-- INPUT DATA follows --

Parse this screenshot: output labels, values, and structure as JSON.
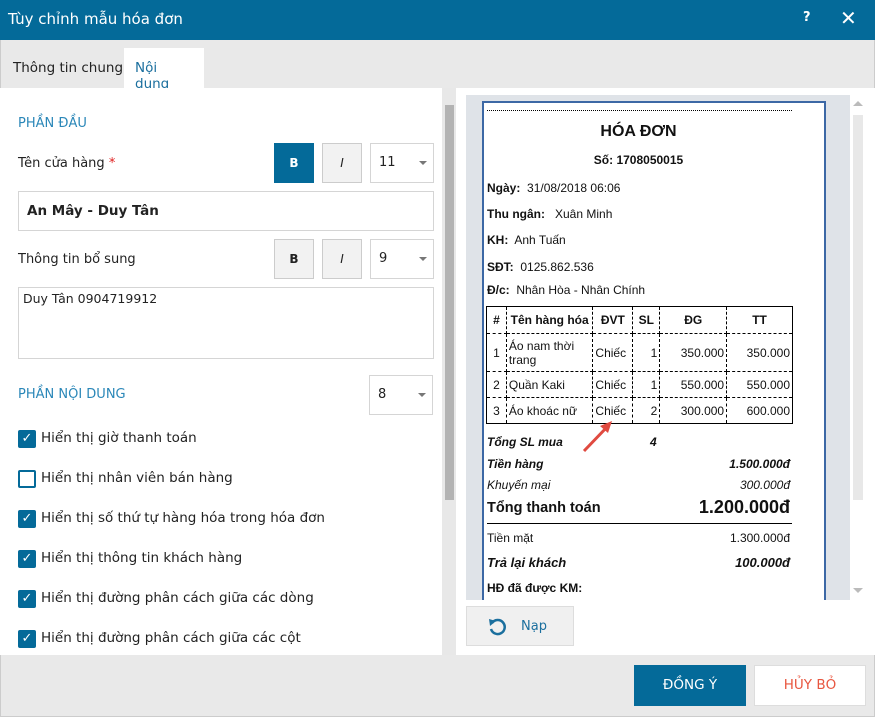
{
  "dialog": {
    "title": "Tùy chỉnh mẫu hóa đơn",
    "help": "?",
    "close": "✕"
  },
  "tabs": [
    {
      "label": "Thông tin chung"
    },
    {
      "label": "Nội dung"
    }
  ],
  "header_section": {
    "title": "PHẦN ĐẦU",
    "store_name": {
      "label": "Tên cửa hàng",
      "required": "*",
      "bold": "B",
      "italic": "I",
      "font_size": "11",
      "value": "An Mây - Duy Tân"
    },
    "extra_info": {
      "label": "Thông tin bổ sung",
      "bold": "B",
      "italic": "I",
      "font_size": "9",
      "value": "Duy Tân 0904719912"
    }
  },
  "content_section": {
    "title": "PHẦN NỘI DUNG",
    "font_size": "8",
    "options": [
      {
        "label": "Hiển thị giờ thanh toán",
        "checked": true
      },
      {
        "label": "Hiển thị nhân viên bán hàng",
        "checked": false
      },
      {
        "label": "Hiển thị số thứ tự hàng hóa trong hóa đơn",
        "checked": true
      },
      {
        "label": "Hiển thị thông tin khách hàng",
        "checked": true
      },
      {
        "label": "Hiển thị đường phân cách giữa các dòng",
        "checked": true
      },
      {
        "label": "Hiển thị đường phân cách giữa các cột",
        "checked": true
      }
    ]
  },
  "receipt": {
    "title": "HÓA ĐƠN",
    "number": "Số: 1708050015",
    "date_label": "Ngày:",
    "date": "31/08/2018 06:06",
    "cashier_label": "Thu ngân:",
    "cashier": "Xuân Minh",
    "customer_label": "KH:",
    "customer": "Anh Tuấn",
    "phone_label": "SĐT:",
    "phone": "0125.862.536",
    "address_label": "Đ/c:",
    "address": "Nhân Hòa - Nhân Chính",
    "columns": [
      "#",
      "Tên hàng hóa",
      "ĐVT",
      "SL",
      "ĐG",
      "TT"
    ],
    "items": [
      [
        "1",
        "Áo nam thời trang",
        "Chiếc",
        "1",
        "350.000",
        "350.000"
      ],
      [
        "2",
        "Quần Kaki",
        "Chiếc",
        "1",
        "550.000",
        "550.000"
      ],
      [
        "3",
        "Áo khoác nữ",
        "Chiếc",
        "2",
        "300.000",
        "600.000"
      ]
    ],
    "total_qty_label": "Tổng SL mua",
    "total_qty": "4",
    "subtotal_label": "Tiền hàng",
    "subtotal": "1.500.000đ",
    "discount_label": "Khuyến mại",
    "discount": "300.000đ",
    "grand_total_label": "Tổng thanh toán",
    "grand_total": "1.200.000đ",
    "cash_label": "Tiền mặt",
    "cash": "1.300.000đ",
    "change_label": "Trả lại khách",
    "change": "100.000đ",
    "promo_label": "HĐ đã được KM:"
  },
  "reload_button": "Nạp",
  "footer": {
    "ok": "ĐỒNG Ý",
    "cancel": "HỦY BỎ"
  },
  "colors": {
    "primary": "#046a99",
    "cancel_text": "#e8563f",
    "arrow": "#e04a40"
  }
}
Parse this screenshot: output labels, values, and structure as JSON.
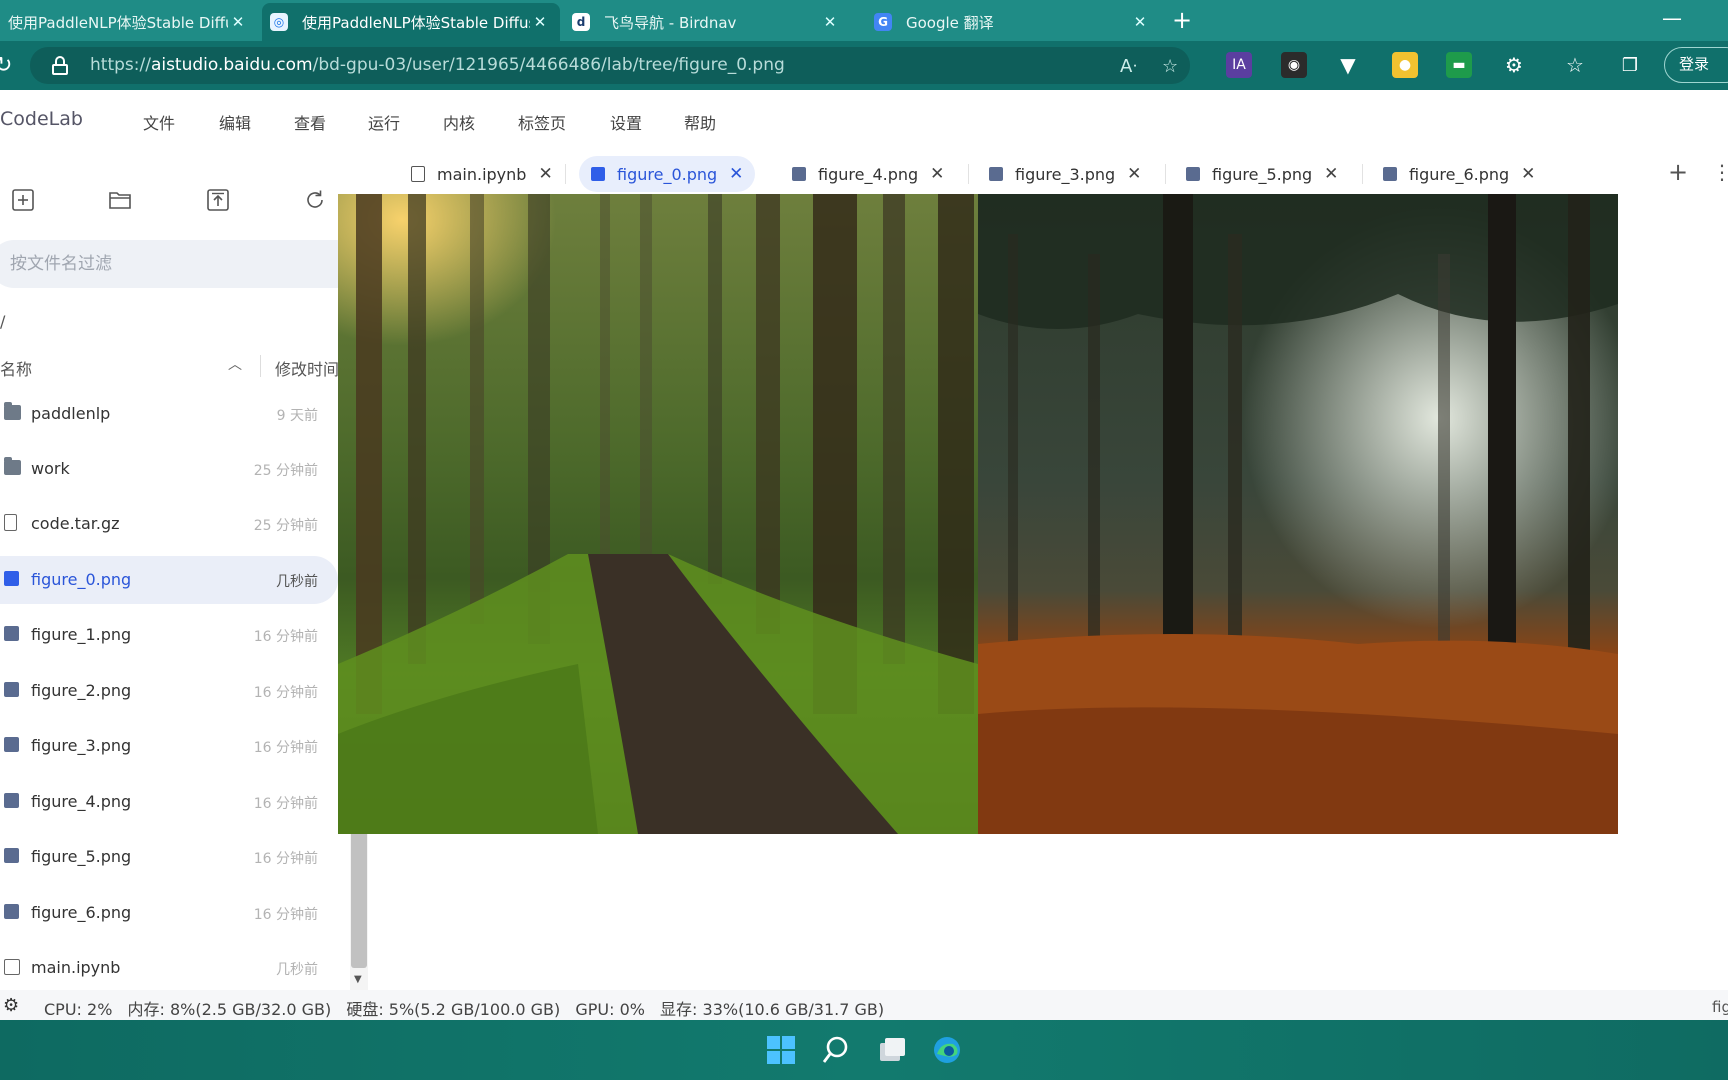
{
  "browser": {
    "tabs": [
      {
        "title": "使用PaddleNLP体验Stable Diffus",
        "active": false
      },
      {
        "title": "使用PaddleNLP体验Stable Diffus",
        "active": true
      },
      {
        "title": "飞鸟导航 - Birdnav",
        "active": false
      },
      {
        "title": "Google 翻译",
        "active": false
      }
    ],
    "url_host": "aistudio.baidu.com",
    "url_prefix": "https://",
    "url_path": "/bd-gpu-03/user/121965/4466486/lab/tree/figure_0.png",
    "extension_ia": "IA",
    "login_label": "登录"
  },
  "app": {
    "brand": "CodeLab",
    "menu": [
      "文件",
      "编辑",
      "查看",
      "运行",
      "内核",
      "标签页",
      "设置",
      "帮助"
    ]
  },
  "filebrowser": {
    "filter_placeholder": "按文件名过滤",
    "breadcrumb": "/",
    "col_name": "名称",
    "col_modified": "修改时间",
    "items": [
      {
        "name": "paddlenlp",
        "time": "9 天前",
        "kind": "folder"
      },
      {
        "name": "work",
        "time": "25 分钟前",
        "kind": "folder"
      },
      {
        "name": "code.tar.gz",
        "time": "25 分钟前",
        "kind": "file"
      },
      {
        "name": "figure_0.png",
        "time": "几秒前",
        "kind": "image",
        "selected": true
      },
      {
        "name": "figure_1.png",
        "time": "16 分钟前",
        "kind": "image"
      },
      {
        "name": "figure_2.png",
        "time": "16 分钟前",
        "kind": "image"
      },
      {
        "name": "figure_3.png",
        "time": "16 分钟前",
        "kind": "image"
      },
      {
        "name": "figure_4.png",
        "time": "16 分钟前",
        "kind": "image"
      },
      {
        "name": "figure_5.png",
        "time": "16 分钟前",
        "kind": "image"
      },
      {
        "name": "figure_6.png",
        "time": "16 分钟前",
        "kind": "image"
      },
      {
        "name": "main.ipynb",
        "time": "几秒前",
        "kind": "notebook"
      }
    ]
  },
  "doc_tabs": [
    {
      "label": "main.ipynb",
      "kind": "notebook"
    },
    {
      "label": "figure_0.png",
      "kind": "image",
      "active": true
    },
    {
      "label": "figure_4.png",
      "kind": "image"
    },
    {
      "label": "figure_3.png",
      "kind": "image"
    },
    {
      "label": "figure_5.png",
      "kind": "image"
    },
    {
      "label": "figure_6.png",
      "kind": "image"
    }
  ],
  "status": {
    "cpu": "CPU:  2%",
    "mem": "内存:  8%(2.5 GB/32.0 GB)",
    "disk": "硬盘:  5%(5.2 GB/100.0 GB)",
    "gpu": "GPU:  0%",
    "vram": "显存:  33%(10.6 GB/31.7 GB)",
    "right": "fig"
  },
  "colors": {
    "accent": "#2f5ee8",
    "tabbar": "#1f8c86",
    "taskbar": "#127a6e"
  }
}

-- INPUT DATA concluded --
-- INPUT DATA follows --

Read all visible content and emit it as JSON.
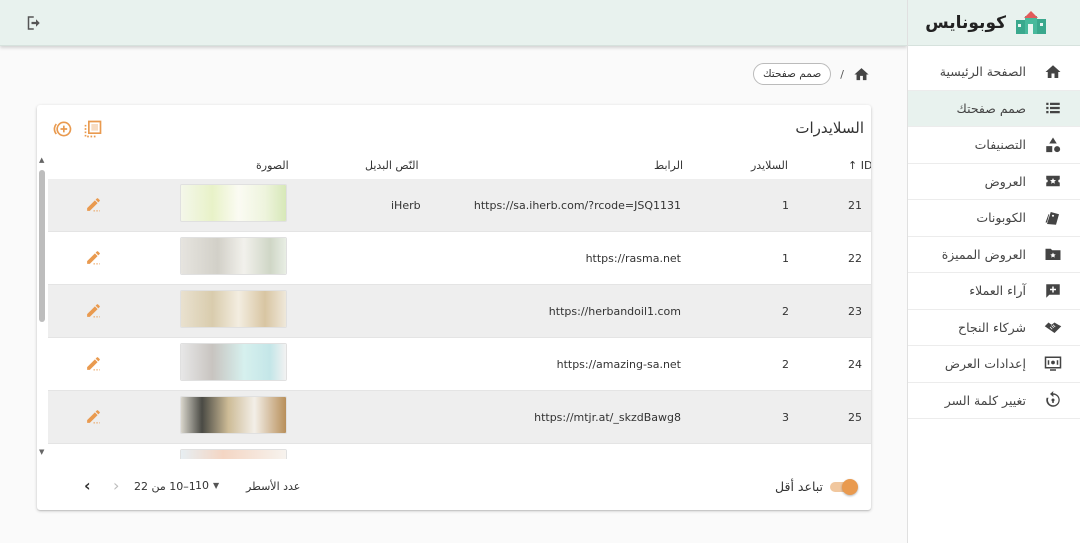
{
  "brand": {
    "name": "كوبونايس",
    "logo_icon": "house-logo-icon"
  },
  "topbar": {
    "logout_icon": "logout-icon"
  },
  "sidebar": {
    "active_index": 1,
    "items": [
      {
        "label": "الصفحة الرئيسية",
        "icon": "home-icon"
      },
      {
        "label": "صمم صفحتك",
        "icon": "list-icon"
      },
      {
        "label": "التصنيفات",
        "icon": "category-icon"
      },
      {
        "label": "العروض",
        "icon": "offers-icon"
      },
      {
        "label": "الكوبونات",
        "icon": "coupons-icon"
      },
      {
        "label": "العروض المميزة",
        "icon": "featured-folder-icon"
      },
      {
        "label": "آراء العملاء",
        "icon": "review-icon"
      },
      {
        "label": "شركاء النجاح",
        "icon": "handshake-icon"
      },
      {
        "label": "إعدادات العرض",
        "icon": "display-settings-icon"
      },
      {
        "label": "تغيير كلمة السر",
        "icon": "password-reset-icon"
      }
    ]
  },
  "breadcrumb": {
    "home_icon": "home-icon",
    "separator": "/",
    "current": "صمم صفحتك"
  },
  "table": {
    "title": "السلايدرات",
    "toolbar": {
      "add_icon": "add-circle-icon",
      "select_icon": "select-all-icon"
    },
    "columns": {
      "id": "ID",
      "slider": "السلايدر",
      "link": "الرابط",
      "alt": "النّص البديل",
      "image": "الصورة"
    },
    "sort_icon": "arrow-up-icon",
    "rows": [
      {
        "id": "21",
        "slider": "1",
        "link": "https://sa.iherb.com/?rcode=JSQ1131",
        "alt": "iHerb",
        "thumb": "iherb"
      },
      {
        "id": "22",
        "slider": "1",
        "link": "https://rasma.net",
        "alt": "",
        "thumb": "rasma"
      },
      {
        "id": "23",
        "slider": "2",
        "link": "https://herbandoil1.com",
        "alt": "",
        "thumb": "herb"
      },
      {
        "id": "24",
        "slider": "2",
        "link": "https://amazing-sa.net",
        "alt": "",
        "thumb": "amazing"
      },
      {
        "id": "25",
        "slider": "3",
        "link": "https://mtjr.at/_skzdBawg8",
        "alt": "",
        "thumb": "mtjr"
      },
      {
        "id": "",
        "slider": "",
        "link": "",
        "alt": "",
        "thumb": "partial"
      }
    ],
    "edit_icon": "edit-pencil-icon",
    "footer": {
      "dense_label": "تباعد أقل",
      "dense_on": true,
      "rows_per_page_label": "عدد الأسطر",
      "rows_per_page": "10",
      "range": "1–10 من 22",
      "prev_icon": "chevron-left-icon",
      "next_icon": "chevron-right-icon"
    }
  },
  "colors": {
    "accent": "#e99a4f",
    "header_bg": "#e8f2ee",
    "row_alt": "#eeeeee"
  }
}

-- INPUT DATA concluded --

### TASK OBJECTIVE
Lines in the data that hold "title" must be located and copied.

### COMPLETED EXERCISE
    "title": "Tùy chỉnh mẫu hóa đơn",
    "title": "PHẦN ĐẦU",
    "title": "PHẦN NỘI DUNG",
    "title": "HÓA ĐƠN",
        "title": "使用PaddleNLP体验Stable Diffus",
        "title": "使用PaddleNLP体验Stable Diffus",
        "title": "飞鸟导航 - Birdnav",
        "title": "Google 翻译",
    "title": "السلايدرات",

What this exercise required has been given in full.